Allow yourself to observe the vase, and as you sit, imagine the water in the vase slowly evaporates. 

All of it. It becomes a cloud that passes by and turns into different energy needed somewhere else.

The vase is now emptying; the void is there to give space to calm.

What if I don’t have time to meditate?

Most meditations are only five minutes. In fact, the more you become comfortable with meditation and active your relaxation response, the more you can bring a loving kindness meditation into your life in a matter of seconds.

For instance, once you learn and meditation becomes something you crave, you can attach a word to it, like “Love” or “Sunshine.” When you are busy, you can think or say that word you assign to relaxation and feel your body respond to the medication techniques you’ve taught yourself. It becomes second nature.

You can also learn mindfulness through your daily actions. You can apply what you learn in your longer sessions throughout your day, every day. Remember that medication is a practice. It is for your mental health; it is not supposed to cause stress.

If you notice meditation causing stress, reflect on why that might be? Are you too hard on yourself? Do a body scan; are you holding tension and expecting that tension to vanish because you hope it to be gone? That might cause great suffering. When you learn how to meditate, you can focus and pay attention to your present moment.

When you do chores at home, you can incorporate a walking meditation and include a body scan when you shower. When you learn how to meditate, you can begin to practice mindfulness meditation; the act of being mindful becomes part of your medication technique.

Do not worry about mind wandering; that is normal and common. It means you are human and have a creative spirit.

Instead of being stressed, focus on a walking meditation or running an errand when you get the mail. Practice loving kindness to yourself as well as others. As you learn how to meditate, you are learning how to initiate meditation for beginners; so you can’t expect perfection.

As I mentioned at the beginning of this writing, you should never feel you are perfect at meditation; it is a practice. One that I hope you join along with me.

The link planner below will help you begin to organize your healing journey.

12-Month Self-Healing Planner

The planner helps you to curate your self-help endeavors, create monthly themes and organize your healing.

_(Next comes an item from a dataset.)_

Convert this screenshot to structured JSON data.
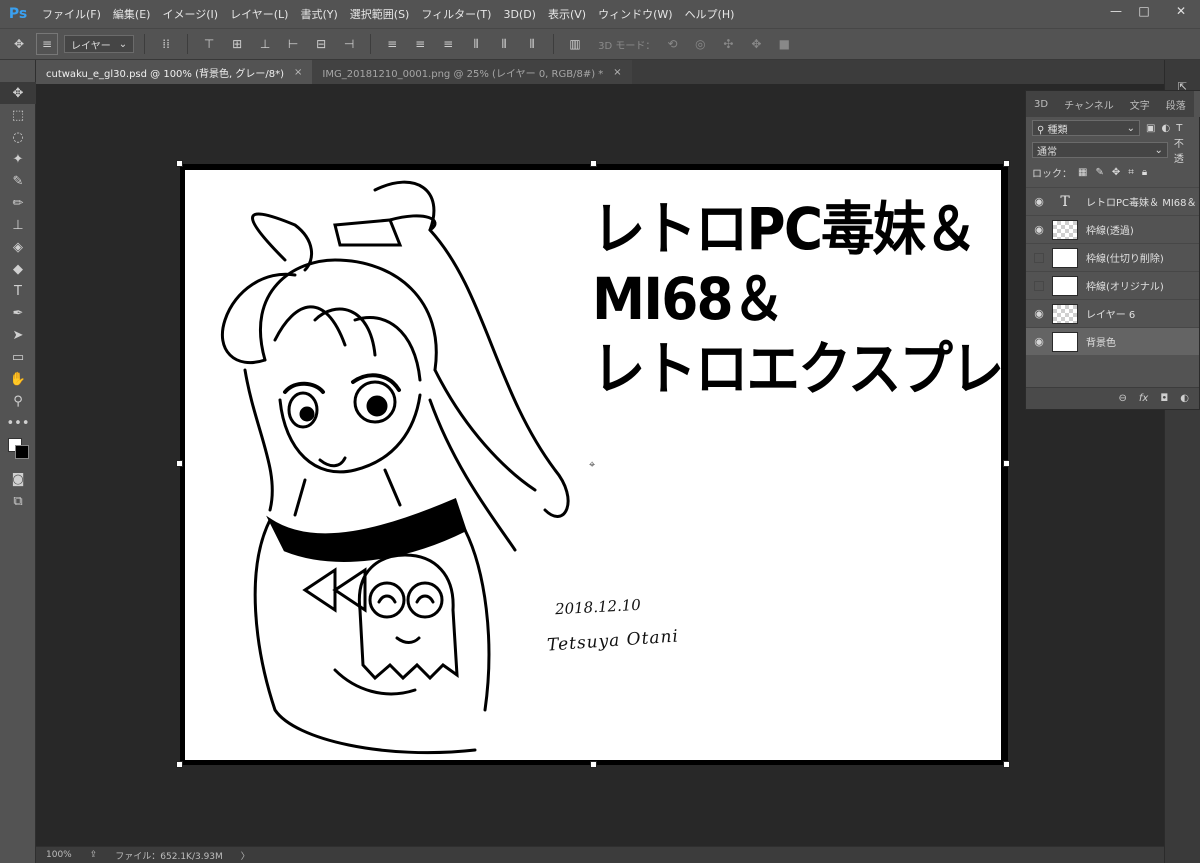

I will also send you “doses of zen” prompts and inspiration, weekly.

Free Resources --->